• _What the task asks_:
Retrieve each line that contains the word "Volume" from the entries below.

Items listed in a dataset
* * * * * * * * *

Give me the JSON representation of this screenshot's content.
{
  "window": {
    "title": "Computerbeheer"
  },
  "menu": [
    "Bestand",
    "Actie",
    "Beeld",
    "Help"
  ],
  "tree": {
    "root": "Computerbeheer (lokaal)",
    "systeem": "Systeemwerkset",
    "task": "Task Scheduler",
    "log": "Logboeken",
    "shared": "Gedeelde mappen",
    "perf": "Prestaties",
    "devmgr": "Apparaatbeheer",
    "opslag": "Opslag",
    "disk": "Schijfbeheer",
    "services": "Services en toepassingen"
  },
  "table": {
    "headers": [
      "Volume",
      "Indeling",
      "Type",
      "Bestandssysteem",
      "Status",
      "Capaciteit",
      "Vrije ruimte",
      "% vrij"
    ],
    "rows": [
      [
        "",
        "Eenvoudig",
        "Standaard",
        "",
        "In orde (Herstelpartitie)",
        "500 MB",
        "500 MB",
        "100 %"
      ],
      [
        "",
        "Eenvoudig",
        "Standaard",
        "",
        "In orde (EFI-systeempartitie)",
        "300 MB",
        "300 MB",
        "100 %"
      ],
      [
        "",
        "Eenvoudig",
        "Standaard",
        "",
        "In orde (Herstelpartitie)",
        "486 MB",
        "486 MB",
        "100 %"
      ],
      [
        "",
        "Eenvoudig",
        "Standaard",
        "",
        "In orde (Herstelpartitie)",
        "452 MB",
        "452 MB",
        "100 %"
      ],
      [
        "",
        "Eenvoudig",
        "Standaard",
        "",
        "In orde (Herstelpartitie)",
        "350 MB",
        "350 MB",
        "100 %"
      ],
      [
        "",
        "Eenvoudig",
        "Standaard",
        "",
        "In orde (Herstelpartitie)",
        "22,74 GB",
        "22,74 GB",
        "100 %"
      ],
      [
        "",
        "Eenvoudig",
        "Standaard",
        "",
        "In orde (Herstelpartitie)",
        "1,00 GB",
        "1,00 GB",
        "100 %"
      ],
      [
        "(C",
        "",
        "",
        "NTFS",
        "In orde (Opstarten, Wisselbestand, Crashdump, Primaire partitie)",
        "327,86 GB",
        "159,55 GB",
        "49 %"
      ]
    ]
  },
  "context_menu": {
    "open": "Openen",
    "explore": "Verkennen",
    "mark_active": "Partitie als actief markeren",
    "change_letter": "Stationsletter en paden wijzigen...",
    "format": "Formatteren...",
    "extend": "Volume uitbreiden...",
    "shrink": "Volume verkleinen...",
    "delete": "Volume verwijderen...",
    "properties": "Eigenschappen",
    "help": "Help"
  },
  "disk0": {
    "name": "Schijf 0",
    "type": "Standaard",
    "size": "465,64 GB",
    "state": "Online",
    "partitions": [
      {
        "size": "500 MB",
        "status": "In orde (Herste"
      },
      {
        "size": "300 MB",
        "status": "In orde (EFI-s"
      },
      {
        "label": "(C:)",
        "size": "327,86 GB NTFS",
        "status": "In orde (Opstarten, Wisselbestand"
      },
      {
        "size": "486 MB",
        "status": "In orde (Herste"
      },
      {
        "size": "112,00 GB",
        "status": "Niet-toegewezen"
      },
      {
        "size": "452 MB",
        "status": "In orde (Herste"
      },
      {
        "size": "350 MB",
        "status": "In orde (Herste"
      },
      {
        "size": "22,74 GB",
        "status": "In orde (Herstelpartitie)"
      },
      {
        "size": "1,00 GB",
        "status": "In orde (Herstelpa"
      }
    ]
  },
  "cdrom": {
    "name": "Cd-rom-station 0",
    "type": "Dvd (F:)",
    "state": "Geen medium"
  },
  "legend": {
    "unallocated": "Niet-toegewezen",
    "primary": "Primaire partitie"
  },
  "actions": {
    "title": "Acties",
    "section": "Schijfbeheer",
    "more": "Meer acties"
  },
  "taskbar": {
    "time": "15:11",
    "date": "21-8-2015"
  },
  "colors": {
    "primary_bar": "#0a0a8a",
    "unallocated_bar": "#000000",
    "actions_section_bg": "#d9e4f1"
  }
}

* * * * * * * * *

• _Written response_:
      "Volume",
    "extend": "Volume uitbreiden...",
    "shrink": "Volume verkleinen...",
    "delete": "Volume verwijderen...",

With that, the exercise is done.